◆ What you are asked to do ◆
Only the lines with the string "teto" are needed; return each of them from the entries below.

══════════

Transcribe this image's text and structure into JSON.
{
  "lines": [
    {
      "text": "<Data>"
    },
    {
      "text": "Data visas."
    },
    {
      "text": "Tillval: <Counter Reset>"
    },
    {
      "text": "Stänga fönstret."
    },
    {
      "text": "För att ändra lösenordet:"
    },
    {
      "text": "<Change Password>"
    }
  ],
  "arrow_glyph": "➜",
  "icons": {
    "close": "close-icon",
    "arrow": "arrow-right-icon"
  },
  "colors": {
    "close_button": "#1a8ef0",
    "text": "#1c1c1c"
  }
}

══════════

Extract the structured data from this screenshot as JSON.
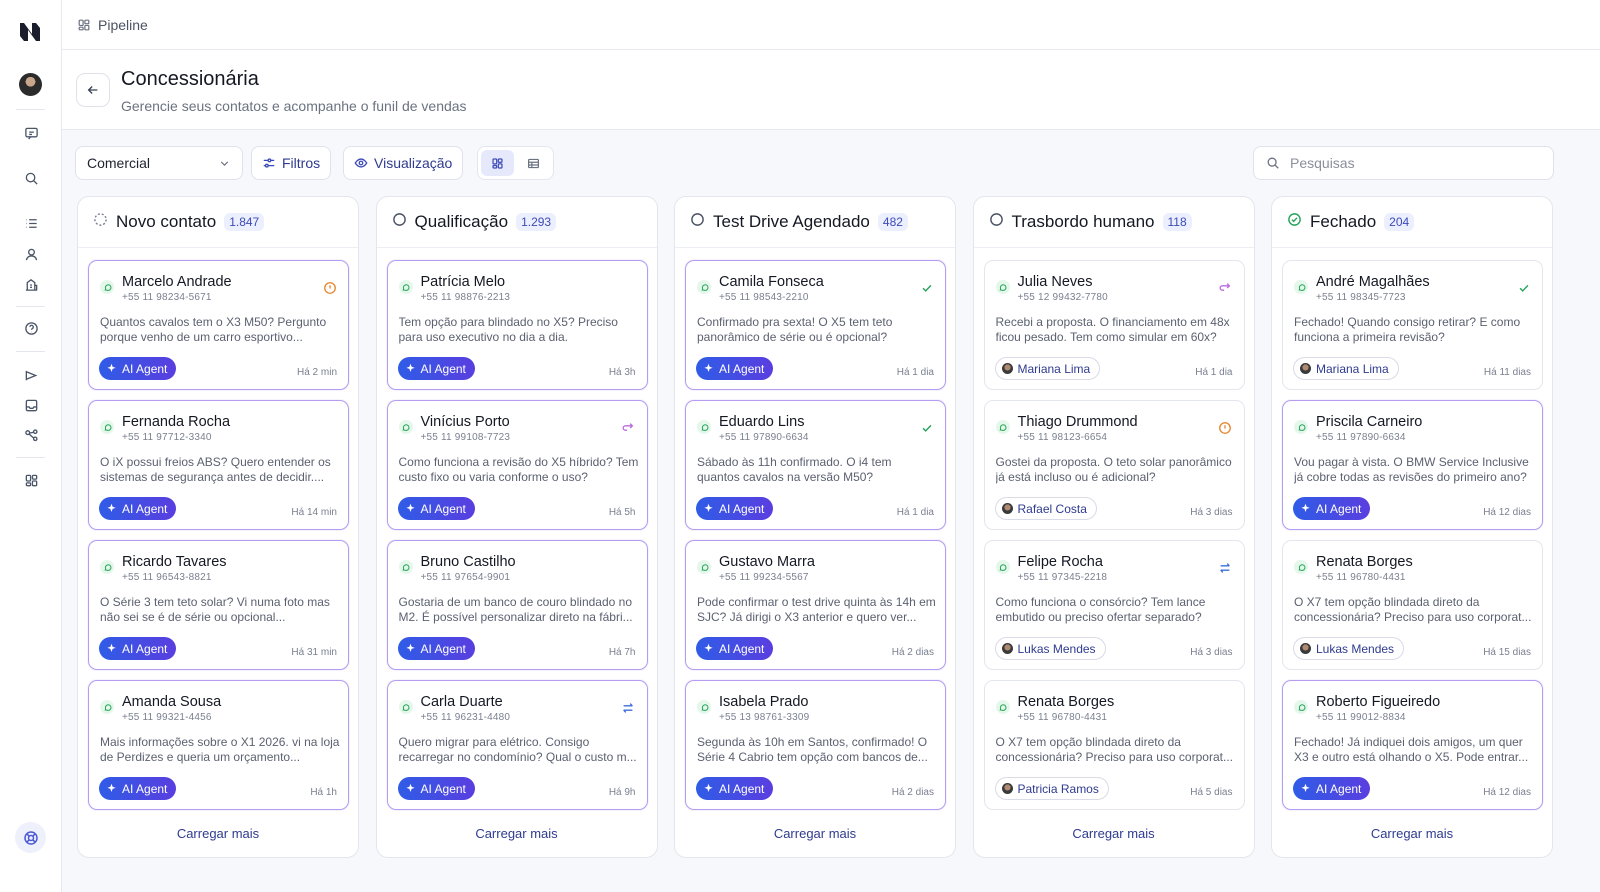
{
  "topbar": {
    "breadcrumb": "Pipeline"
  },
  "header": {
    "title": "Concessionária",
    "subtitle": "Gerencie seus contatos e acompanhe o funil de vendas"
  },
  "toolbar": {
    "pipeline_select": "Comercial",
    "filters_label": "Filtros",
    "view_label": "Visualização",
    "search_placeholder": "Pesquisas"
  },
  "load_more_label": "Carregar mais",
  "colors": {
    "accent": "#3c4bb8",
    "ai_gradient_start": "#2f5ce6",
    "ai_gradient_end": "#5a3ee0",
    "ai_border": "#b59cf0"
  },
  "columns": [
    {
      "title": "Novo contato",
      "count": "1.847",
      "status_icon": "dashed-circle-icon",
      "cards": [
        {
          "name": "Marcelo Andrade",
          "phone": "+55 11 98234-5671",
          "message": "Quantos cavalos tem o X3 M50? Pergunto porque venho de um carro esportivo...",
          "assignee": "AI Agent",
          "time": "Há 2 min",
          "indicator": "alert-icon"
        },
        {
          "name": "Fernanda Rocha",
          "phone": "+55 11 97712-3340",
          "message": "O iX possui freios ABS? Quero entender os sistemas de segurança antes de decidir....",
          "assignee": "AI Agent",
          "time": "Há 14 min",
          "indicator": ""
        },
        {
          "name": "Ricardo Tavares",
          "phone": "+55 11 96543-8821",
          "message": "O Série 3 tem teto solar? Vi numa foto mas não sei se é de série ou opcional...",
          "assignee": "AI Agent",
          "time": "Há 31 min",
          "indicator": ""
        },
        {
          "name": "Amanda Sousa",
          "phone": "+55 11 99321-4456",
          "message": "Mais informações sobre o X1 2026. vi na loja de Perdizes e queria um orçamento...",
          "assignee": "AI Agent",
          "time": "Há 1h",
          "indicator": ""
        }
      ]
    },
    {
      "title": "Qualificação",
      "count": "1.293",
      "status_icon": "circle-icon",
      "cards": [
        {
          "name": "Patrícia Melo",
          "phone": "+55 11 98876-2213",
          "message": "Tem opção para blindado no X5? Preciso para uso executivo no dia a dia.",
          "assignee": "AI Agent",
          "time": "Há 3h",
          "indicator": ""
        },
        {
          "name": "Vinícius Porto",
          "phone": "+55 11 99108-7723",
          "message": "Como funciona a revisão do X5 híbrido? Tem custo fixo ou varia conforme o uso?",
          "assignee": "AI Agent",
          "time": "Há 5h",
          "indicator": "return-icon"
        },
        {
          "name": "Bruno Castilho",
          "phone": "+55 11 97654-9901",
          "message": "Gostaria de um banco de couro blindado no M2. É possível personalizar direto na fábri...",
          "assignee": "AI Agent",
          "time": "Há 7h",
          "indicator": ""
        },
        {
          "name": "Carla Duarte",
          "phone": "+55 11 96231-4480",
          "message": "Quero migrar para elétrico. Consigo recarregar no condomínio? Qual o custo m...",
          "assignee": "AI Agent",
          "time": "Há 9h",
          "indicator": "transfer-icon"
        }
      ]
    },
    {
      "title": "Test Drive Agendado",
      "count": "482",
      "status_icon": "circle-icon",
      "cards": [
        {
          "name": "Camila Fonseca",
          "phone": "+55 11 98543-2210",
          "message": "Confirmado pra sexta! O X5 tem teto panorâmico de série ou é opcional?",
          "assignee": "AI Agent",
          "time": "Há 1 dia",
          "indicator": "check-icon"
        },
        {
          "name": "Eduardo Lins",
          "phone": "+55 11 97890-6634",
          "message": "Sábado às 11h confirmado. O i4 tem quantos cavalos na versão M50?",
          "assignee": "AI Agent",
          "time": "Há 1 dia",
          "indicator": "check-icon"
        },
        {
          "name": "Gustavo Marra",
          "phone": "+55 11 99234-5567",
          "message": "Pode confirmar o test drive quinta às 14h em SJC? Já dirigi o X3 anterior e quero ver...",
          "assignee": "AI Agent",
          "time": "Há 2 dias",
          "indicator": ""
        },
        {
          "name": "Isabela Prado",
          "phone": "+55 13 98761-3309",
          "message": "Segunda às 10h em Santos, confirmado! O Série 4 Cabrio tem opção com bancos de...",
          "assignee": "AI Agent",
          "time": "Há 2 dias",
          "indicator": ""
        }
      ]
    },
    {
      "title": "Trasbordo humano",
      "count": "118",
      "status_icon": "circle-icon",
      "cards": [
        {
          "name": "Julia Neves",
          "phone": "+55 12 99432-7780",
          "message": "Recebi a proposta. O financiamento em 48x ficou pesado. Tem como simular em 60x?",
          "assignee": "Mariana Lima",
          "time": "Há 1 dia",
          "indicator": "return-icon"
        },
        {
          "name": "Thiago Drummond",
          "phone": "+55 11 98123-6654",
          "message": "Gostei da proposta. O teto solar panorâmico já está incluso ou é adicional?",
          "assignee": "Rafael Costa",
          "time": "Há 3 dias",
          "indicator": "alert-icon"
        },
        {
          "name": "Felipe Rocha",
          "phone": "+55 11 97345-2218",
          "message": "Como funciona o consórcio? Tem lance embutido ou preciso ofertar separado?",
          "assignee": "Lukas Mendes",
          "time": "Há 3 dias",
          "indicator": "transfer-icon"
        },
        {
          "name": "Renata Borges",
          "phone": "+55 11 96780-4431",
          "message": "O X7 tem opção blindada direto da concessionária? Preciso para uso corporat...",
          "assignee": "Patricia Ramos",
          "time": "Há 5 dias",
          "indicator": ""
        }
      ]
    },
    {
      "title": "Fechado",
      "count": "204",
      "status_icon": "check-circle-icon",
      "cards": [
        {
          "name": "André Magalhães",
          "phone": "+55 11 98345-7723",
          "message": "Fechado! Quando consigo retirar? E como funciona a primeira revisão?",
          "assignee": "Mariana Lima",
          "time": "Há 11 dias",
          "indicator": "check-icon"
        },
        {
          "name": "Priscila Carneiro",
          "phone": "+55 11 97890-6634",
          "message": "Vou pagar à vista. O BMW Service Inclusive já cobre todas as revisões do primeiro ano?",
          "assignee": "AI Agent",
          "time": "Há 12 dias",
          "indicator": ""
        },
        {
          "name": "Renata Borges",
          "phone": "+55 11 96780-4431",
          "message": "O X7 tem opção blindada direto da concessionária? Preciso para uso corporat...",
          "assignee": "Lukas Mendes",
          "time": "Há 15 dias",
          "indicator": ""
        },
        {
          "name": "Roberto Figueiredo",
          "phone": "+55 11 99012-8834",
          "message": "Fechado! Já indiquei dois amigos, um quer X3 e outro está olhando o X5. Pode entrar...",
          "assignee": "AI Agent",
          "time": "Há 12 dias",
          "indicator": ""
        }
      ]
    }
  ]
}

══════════

◆ Output ◆
          "message": "O Série 3 tem teto solar? Vi numa foto mas não sei se é de série ou opcional...",
          "message": "Confirmado pra sexta! O X5 tem teto panorâmico de série ou é opcional?",
          "message": "Gostei da proposta. O teto solar panorâmico já está incluso ou é adicional?",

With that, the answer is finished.